- **Page and application data records**
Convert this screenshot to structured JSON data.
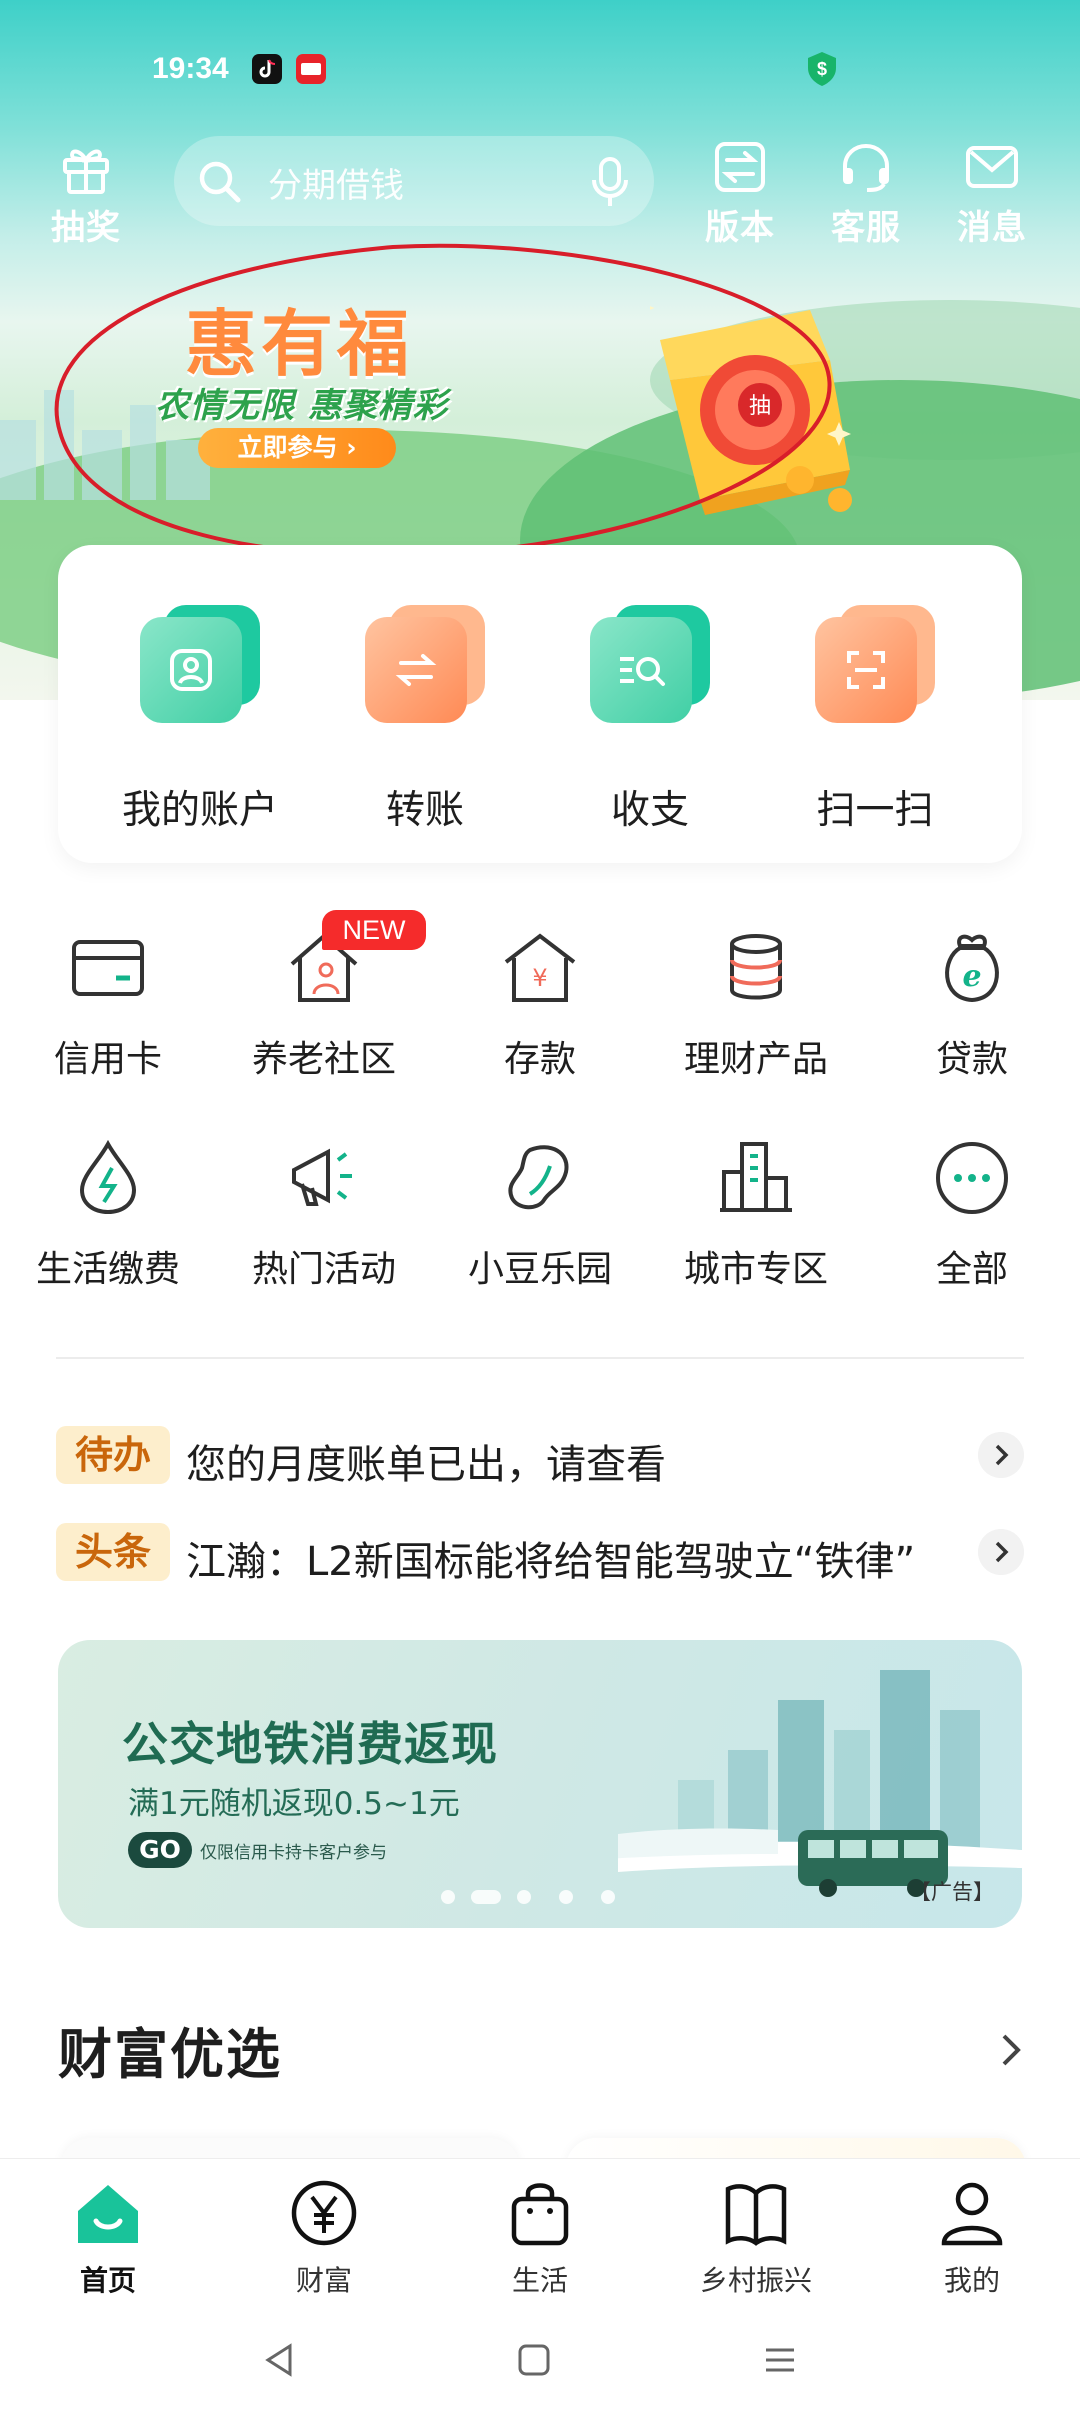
{
  "status": {
    "time": "19:34"
  },
  "header": {
    "lottery_label": "抽奖",
    "search_placeholder": "分期借钱",
    "version_label": "版本",
    "service_label": "客服",
    "message_label": "消息"
  },
  "banner": {
    "title": "惠有福",
    "subtitle": "农情无限 惠聚精彩",
    "button": "立即参与 ›",
    "gift_char": "抽"
  },
  "quick": [
    {
      "label": "我的账户",
      "icon": "account-icon"
    },
    {
      "label": "转账",
      "icon": "transfer-icon"
    },
    {
      "label": "收支",
      "icon": "income-expense-icon"
    },
    {
      "label": "扫一扫",
      "icon": "scan-icon"
    }
  ],
  "services": [
    {
      "label": "信用卡",
      "icon": "credit-card-icon"
    },
    {
      "label": "养老社区",
      "icon": "elderly-community-icon",
      "badge": "NEW"
    },
    {
      "label": "存款",
      "icon": "deposit-icon"
    },
    {
      "label": "理财产品",
      "icon": "wealth-product-icon"
    },
    {
      "label": "贷款",
      "icon": "loan-icon"
    },
    {
      "label": "生活缴费",
      "icon": "utility-payment-icon"
    },
    {
      "label": "热门活动",
      "icon": "megaphone-icon"
    },
    {
      "label": "小豆乐园",
      "icon": "bean-icon"
    },
    {
      "label": "城市专区",
      "icon": "city-icon"
    },
    {
      "label": "全部",
      "icon": "more-icon"
    }
  ],
  "news": [
    {
      "tag": "待办",
      "text": "您的月度账单已出，请查看"
    },
    {
      "tag": "头条",
      "text": "江瀚：L2新国标能将给智能驾驶立“铁律”"
    }
  ],
  "ad": {
    "title": "公交地铁消费返现",
    "subtitle": "满1元随机返现0.5~1元",
    "go": "GO",
    "note": "仅限信用卡持卡客户参与",
    "tag": "【广告】",
    "active_dot": 1,
    "dot_count": 5
  },
  "wealth": {
    "title": "财富优选"
  },
  "tabs": [
    {
      "label": "首页",
      "icon": "home-icon",
      "active": true
    },
    {
      "label": "财富",
      "icon": "yen-icon"
    },
    {
      "label": "生活",
      "icon": "shopping-bag-icon"
    },
    {
      "label": "乡村振兴",
      "icon": "book-icon"
    },
    {
      "label": "我的",
      "icon": "person-icon"
    }
  ],
  "colors": {
    "primary": "#16b38a",
    "hero_top": "#3ed0c8",
    "news_tag_bg": "#fdeecc",
    "news_tag_text": "#c9660b",
    "badge_red": "#f52b2b"
  }
}
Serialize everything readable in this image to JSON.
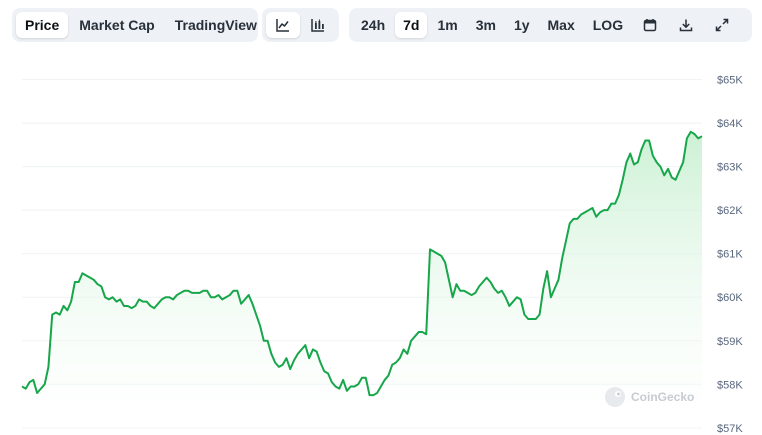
{
  "toolbar": {
    "main_tabs": [
      "Price",
      "Market Cap",
      "TradingView"
    ],
    "active_main": "Price",
    "view_icons": [
      "line-chart-icon",
      "candlestick-icon"
    ],
    "ranges": [
      "24h",
      "7d",
      "1m",
      "3m",
      "1y",
      "Max",
      "LOG"
    ],
    "active_range": "7d",
    "tool_icons": [
      "calendar-icon",
      "download-icon",
      "expand-icon"
    ]
  },
  "watermark": {
    "text": "CoinGecko"
  },
  "colors": {
    "line": "#16c784",
    "line_dark": "#17a64a",
    "fill_top": "#c9f0d2",
    "grid": "#eff2f5",
    "active_bg": "#ffffff",
    "segment_bg": "#eef1f5"
  },
  "chart_data": {
    "type": "area",
    "title": "",
    "xlabel": "",
    "ylabel": "",
    "ylim": [
      56950,
      65450
    ],
    "yticks": [
      57000,
      58000,
      59000,
      60000,
      61000,
      62000,
      63000,
      64000,
      65000
    ],
    "ytick_labels": [
      "$57K",
      "$58K",
      "$59K",
      "$60K",
      "$61K",
      "$62K",
      "$63K",
      "$64K",
      "$65K"
    ],
    "grid": true,
    "series": [
      {
        "values": [
          57950,
          57900,
          58050,
          58100,
          57800,
          57900,
          58000,
          58400,
          59600,
          59650,
          59600,
          59800,
          59700,
          59900,
          60350,
          60350,
          60550,
          60500,
          60450,
          60400,
          60300,
          60250,
          60000,
          59950,
          60000,
          59900,
          59950,
          59800,
          59800,
          59750,
          59800,
          59950,
          59900,
          59900,
          59800,
          59750,
          59850,
          59950,
          60000,
          60000,
          59950,
          60050,
          60100,
          60150,
          60150,
          60100,
          60100,
          60100,
          60150,
          60150,
          60000,
          60000,
          60050,
          59950,
          60000,
          60050,
          60150,
          60150,
          59850,
          59950,
          60050,
          59850,
          59600,
          59350,
          59000,
          59000,
          58700,
          58500,
          58400,
          58450,
          58600,
          58350,
          58550,
          58700,
          58800,
          58900,
          58600,
          58800,
          58750,
          58500,
          58300,
          58250,
          58050,
          57950,
          57900,
          58100,
          57850,
          57950,
          57950,
          58000,
          58150,
          58150,
          57750,
          57750,
          57800,
          57950,
          58100,
          58200,
          58450,
          58500,
          58600,
          58800,
          58700,
          59000,
          59100,
          59200,
          59200,
          59150,
          61100,
          61050,
          61000,
          60950,
          60800,
          60400,
          60000,
          60300,
          60150,
          60150,
          60100,
          60050,
          60100,
          60250,
          60350,
          60450,
          60350,
          60200,
          60100,
          60150,
          60000,
          59800,
          59900,
          60000,
          59950,
          59600,
          59500,
          59500,
          59500,
          59600,
          60200,
          60600,
          60000,
          60200,
          60400,
          60900,
          61300,
          61700,
          61800,
          61800,
          61900,
          61950,
          62000,
          62050,
          61850,
          61950,
          62000,
          62000,
          62150,
          62150,
          62350,
          62700,
          63100,
          63300,
          63050,
          63100,
          63400,
          63600,
          63600,
          63250,
          63100,
          63000,
          62800,
          62950,
          62750,
          62700,
          62900,
          63100,
          63650,
          63800,
          63750,
          63650,
          63700
        ]
      }
    ]
  }
}
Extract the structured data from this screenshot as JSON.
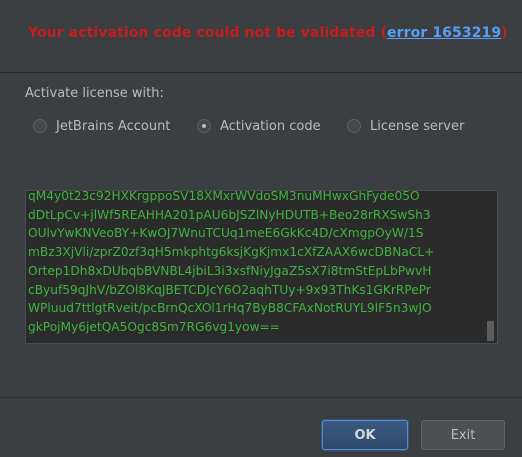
{
  "error": {
    "message": "Your activation code could not be validated (",
    "link_text": "error 1653219",
    "suffix": ")"
  },
  "activate_with_label": "Activate license with:",
  "options": [
    {
      "label": "JetBrains Account",
      "selected": false
    },
    {
      "label": "Activation code",
      "selected": true
    },
    {
      "label": "License server",
      "selected": false
    }
  ],
  "activation_code_lines": [
    "qM4y0t23c92HXKrgppoSV18XMxrWVdoSM3nuMHwxGhFyde05O",
    "dDtLpCv+jlWf5REAHHA201pAU6bJSZlNyHDUTB+Beo28rRXSwSh3",
    "OUlvYwKNVeoBY+KwOJ7WnuTCUq1meE6GkKc4D/cXmgpOyW/1S",
    "mBz3XjVli/zprZ0zf3qH5mkphtg6ksjKgKjmx1cXfZAAX6wcDBNaCL+",
    "Ortep1Dh8xDUbqbBVNBL4jbiL3i3xsfNiyJgaZ5sX7i8tmStEpLbPwvH",
    "cByuf59qJhV/bZOl8KqJBETCDJcY6O2aqhTUy+9x93ThKs1GKrRPePr",
    "WPluud7ttlgtRveit/pcBrnQcXOl1rHq7ByB8CFAxNotRUYL9IF5n3wJO",
    "gkPojMy6jetQA5Ogc8Sm7RG6vg1yow=="
  ],
  "buttons": {
    "ok_label": "OK",
    "exit_label": "Exit"
  },
  "colors": {
    "error_red": "#c61e1e",
    "link_blue": "#589df6",
    "code_green": "#3fb43f",
    "background": "#3c3f41"
  }
}
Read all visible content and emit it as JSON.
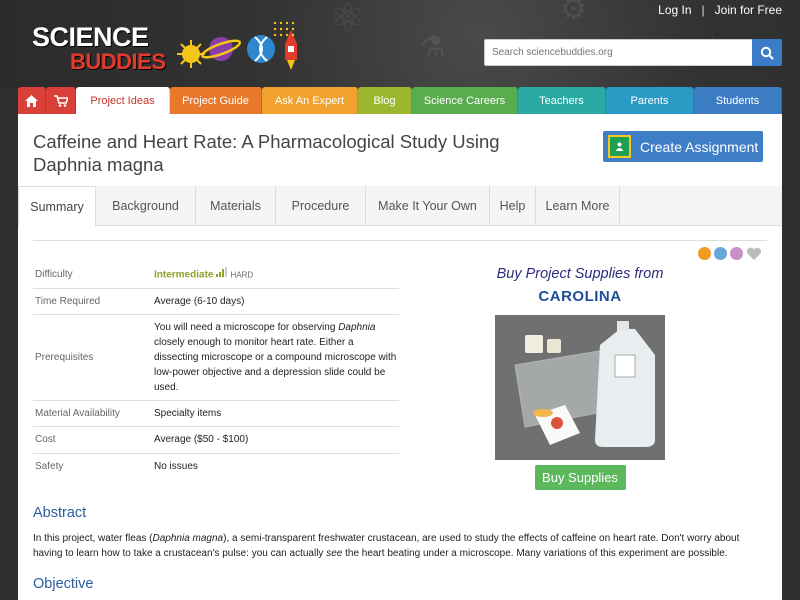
{
  "header": {
    "logo_word1": "SCIENCE",
    "logo_word2": "BUDDIES",
    "login": "Log In",
    "separator": "|",
    "join": "Join for Free",
    "search_placeholder": "Search sciencebuddies.org"
  },
  "nav": {
    "items": [
      {
        "label": "",
        "icon": "home-icon",
        "color": "#d9403a"
      },
      {
        "label": "",
        "icon": "cart-icon",
        "color": "#d9403a"
      },
      {
        "label": "Project Ideas",
        "color": "#d9403a"
      },
      {
        "label": "Project Guide",
        "color": "#e8782c"
      },
      {
        "label": "Ask An Expert",
        "color": "#f1a22e"
      },
      {
        "label": "Blog",
        "color": "#9cb72e"
      },
      {
        "label": "Science Careers",
        "color": "#59ad4e"
      },
      {
        "label": "Teachers",
        "color": "#2aa9a5"
      },
      {
        "label": "Parents",
        "color": "#2a9bc4"
      },
      {
        "label": "Students",
        "color": "#3b7cc2"
      }
    ],
    "active_index": 2
  },
  "page": {
    "title": "Caffeine and Heart Rate: A Pharmacological Study Using Daphnia magna",
    "create_assignment": "Create Assignment"
  },
  "tabs": [
    "Summary",
    "Background",
    "Materials",
    "Procedure",
    "Make It Your Own",
    "Help",
    "Learn More"
  ],
  "active_tab": 0,
  "summary": {
    "difficulty_label": "Difficulty",
    "difficulty_value": "Intermediate",
    "difficulty_hard": "HARD",
    "difficulty_level": 3,
    "time_label": "Time Required",
    "time_value": "Average (6-10 days)",
    "prereq_label": "Prerequisites",
    "prereq_part1": "You will need a microscope for observing ",
    "prereq_italic": "Daphnia",
    "prereq_part2": " closely enough to monitor heart rate. Either a dissecting microscope or a compound microscope with low-power objective and a depression slide could be used.",
    "material_label": "Material Availability",
    "material_value": "Specialty items",
    "cost_label": "Cost",
    "cost_value": "Average ($50 - $100)",
    "safety_label": "Safety",
    "safety_value": "No issues"
  },
  "supplies": {
    "heading": "Buy Project Supplies from",
    "brand": "CAROLINA",
    "button": "Buy Supplies"
  },
  "abstract": {
    "heading": "Abstract",
    "p1": "In this project, water fleas (",
    "p1_italic": "Daphnia magna",
    "p2": "), a semi-transparent freshwater crustacean, are used to study the effects of caffeine on heart rate. Don't worry about having to learn how to take a crustacean's pulse: you can actually ",
    "p2_italic": "see",
    "p3": " the heart beating under a microscope. Many variations of this experiment are possible."
  },
  "objective": {
    "heading": "Objective"
  },
  "share_icons": [
    "rss-icon",
    "print-icon",
    "email-icon",
    "heart-icon"
  ]
}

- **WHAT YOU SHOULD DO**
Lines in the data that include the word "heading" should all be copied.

- **YOUR RESPONSE**
    "heading": "Buy Project Supplies from",
    "heading": "Abstract",
    "heading": "Objective"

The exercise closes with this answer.